- Extra: In the real world, live bacteria can multiply, creating more of their own type of bacterium. What do you think will happen if you allow each bacterium to multiply over time? Go through two doses of antibiotics (rolls of the dice), removing the "dead" bacteria each time. After the second dose remove the "dead" bacteria as usual, but this time add in a die of the same color for each bacterium that survived. What did that do to the ratio of more-resistant and less-resistant bacteria? Continue to do this after every two rolls of the dice. What happens to the ratio of bacteria? Are you able to wipe out the more-resistant bacteria eventually? Can you think about why it is important to avoid the presence of more-resistant bacteria in the first place?
- Extra: Antibiotics only work to kill off bacteria. What happens if you have a virus, which is caused by a different type of infection, such as the common cold? Let's find out. Gather the 15 dice of the same color; this time these will be the virus cells. Now roll all of the dice, representing one dose of antibiotics. Remove any die that landed on a 7. Did the antibiotic kill any of the virus cells?
Observations and Results
Were you able to kill all the bacteria? Probably yes, but it might have taken you many rounds of rolling the dice to do so. You probably noticed that the "normal," or less-resistant bacteria got killed off pretty quickly. As they only survived in your model when the roll outcome was a 6, and with six possible numbers on the die the probability for them surviving one roll (representing one dose of antibiotics) was only one out of six, which is 16.6 percent. It likely took only a few rolls to eliminate all less-resistant bacteria.
The more-resistant bacteria in this model, however, have a survival probability of five out of six, or 83.3 percent for each roll (or dose), as they survive when a 2, 3, 4, 5 or 6 is rolled.
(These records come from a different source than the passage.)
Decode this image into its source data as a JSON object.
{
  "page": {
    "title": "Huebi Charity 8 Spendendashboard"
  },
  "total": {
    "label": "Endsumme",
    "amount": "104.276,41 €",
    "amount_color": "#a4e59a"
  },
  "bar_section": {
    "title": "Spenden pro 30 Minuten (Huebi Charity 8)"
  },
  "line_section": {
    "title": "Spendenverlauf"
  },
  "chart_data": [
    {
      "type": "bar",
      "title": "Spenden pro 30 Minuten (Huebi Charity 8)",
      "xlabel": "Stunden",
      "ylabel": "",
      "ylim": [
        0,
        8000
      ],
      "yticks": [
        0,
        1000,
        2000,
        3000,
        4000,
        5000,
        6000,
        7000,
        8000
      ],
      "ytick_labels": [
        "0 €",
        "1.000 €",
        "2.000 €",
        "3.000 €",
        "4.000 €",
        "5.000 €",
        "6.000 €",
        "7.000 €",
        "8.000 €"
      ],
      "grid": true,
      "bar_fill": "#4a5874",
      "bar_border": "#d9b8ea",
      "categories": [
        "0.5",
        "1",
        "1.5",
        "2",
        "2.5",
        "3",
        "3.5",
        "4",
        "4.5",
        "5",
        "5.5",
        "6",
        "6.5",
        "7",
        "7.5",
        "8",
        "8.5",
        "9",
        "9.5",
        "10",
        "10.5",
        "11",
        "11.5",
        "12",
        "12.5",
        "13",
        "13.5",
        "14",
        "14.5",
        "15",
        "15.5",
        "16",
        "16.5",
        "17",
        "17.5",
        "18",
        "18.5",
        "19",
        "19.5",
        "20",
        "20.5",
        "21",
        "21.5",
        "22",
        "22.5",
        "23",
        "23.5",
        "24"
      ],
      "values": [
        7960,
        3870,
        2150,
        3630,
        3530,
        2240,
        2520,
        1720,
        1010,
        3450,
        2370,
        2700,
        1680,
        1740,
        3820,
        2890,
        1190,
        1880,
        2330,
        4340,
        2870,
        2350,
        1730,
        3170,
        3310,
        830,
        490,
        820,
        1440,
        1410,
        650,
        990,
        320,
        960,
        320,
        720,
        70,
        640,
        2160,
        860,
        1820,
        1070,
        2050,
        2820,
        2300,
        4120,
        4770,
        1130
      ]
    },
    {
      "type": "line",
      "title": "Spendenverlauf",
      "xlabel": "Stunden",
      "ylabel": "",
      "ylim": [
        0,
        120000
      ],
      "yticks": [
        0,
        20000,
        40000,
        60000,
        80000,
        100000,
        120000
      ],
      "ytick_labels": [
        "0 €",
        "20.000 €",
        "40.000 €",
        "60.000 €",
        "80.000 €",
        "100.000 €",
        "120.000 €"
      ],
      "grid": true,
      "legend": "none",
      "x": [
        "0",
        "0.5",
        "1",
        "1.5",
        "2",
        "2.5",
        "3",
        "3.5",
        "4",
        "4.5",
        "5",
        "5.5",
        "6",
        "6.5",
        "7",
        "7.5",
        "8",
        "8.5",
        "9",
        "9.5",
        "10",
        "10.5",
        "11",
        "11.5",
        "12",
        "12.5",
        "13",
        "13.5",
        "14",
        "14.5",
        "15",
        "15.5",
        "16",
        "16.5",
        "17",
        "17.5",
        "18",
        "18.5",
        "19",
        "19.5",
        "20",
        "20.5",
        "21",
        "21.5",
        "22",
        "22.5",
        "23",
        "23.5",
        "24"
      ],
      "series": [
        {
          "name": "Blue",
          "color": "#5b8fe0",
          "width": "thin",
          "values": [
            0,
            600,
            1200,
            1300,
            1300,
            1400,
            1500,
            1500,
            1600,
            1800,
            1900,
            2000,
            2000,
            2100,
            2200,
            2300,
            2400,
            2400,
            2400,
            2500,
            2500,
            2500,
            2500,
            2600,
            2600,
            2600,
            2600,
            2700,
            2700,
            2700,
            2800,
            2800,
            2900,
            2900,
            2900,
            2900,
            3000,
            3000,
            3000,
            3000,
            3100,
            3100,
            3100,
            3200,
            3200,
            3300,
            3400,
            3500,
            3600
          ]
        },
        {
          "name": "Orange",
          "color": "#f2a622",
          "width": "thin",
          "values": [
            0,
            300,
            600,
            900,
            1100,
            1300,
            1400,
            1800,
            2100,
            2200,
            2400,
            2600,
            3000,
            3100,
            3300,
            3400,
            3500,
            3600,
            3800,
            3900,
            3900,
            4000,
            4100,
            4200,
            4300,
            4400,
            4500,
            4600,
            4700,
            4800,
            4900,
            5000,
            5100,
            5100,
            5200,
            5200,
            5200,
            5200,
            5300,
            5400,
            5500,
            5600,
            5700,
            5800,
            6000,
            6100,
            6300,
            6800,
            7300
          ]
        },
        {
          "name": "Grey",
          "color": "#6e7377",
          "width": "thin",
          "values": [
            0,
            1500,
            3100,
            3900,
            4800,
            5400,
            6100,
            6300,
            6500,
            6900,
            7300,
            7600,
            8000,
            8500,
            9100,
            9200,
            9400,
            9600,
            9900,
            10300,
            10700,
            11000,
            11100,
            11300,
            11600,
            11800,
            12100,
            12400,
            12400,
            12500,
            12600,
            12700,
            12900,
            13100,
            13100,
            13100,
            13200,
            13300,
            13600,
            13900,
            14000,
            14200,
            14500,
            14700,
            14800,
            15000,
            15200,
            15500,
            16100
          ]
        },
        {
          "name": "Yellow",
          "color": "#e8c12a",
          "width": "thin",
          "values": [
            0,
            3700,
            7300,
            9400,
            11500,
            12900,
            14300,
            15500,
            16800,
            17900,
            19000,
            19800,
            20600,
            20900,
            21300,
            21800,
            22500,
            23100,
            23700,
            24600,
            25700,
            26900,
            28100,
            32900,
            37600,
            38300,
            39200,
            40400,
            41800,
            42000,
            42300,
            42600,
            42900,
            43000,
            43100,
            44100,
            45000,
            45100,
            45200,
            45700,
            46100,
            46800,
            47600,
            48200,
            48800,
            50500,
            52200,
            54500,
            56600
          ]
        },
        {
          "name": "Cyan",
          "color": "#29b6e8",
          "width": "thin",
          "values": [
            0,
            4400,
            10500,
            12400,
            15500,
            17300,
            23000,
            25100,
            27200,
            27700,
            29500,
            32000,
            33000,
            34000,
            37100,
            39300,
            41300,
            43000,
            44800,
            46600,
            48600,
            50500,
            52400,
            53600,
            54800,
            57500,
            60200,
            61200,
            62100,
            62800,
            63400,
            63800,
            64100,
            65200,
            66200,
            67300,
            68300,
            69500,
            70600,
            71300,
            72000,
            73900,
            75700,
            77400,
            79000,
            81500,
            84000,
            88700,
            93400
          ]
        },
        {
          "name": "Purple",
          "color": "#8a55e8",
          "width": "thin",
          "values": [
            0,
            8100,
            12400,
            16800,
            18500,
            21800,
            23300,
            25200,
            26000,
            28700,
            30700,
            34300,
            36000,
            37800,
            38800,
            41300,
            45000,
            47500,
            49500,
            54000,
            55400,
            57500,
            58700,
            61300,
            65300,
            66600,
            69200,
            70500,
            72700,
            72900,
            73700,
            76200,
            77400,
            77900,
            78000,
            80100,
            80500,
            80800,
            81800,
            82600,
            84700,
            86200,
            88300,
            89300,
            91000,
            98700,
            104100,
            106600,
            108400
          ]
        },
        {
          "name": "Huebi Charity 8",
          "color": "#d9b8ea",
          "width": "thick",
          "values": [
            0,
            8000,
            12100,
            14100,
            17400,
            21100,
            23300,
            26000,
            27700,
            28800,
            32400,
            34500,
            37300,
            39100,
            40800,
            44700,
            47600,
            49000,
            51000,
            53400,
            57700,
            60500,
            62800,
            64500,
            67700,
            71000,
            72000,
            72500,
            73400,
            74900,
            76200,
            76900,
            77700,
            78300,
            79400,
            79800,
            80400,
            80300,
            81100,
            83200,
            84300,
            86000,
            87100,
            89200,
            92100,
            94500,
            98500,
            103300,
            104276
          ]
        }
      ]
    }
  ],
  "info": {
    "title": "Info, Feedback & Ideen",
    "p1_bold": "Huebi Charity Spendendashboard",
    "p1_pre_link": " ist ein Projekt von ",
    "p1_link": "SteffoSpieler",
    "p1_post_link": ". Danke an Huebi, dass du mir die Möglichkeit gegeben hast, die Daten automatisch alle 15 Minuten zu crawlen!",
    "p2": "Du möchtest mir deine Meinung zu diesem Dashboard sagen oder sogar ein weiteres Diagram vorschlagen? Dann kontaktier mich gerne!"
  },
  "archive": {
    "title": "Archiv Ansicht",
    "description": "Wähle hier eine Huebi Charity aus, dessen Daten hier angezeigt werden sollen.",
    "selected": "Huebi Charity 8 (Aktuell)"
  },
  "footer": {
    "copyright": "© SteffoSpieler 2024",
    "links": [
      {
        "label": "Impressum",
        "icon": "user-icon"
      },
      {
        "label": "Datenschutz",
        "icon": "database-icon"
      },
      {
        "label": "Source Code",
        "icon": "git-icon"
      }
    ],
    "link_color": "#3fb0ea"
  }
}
This means that it should have taken much longer to kill all the more-resistant bacteria. Even though they start out at a much lower number than the less-resistant bacteria, after a few rolls they were probably the only ones alive. It might have taken you up to 10—or even more—doses of antibiotics (or dice rolls) to wipe out all of them.
This is what happens in real life with bacteria. One dose of antibiotics is very efficient in killing off a lot of bacteria that can't resist the effects of the drug. Bacteria that can defend themselves against the antibiotics, however, are able to survive the first dose, and it will take several doses of treatment to kill them. If you tried the additional activity of allowing the surviving bacteria to multiply, you probably saw that it was extremely difficult to kill off the more-resistant bacteria. This is why we try to avoid having more of these bugs in the first place. And if you tried to kill off viruses with antibiotic doses, you of course saw that it didn't work at all! So keep this in mind for the next time you are sick. Take any prescribed antibiotics exactly as your doctor or nurse instructs—so you can do your part and help avoid the creation of superbugs.
More to Explore
What About Antibiotics?, from Kids' Health at the Women's and Children's Health Network
Antibiotic Resistance Questions and Answers, from the Centers for Disease Control and Prevention
Combating Antibiotic Resistance, from the U.S. Food and Drug Administration
Color-Changing Dots, a Bring Science Home activity from Scientific American
STEM Activities for Kids, from Science Buddies
This activity brought to you in partnership with Science Buddies